Response has been swift:
- 'The Worst Argument You've Ever Heard,' says the New Republic's Isaac Chotiner. "What wing of society," asks Chotiner, "has decided that 'the reputation of manliness' is incompatible with homosexuality?" Chotiner witheringly suggested that Bowman's use of Latin is "supposed to subtly remind the reader that society is going to the dogs." The author has, he notes "unsurprisingly, ... written a book called Honor: A History. (Do conservatives ever get tired of this stuff?)" Chotiner also questions the publication itself: "Can't the Standard move beyond this nonsense?"

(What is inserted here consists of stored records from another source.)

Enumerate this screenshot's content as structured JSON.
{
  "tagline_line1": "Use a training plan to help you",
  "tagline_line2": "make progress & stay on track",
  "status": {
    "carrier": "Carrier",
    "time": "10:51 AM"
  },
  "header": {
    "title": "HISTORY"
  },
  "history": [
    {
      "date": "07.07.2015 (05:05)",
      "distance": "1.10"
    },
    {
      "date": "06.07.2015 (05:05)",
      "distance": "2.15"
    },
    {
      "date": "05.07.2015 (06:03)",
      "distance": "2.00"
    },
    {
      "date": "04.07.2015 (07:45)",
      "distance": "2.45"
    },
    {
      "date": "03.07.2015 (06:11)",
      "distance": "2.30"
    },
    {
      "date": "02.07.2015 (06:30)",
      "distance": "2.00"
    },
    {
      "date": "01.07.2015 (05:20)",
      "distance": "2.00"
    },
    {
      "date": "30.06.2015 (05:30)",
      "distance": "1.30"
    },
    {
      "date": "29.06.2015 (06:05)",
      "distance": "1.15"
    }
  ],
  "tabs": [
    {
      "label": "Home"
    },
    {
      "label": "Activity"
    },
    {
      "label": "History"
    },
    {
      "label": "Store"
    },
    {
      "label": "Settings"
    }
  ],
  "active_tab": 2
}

- 'Sissies' Served in Iraq "Just when you thought," begins the Atlantic's Andrew Sullivan, "the Weekly Standard's institutionalized contempt for gay people could not get any worse." Bowman, writes Sullivan, "might want to avoid a fight" with those he labels sissies, "because many of them could take his sorry ass to the cleaners, and because many more, over the centuries, have fought and died for their country and are more men than he, from his armchair, will ever be." He rejects Bowman's argument:
Beneath the elegant prose and the admission that gay soldiers are as good as straight ones--and as American as anyone else--is an old schoolyard epithet: no sissies allowed, and all fags are sissies ... It is true that for much of human history ... masculinity has been conflated with heterosexuality ... But now we do know better--and the next generation of civilized men and civilized intelligent warriors understand this. Giving individuals a chance to prove their mettle as openly gay, and giving straight soldiers a chance to demonstrate that they care more about their duty than prejudice, is so obviously the right thing to do only bigots resist it at this point.
- Actually, an Air Force Colonel Says Bowman's Wrong Bowman, it seems, correctly predicted that he would be "identif[ied] ... as a bigot." But more persuasive refutation lay in other quarters. On Saturday, the New York Times editorial board reviewed a new paper by an Air Force colonel that, they argue, "effectively demolishes the primary, wrongheaded rationale for the law: that unit cohesion would be harmed if homosexuals served openly." Countries that have allowed gays to serve openly have had "no adverse effects on military performance or readiness." In fact,
Colonel Prakash argues that the law has undermined unit cohesion, in part by compromising the integrity of homosexuals who have to dissemble and by posing a moral quandary for commanders--look the other way or risk discharging a valuable service member. He judged the policy a "costly failure" because of the lost manpower and the administrative costs of recruiting and separating homosexuals.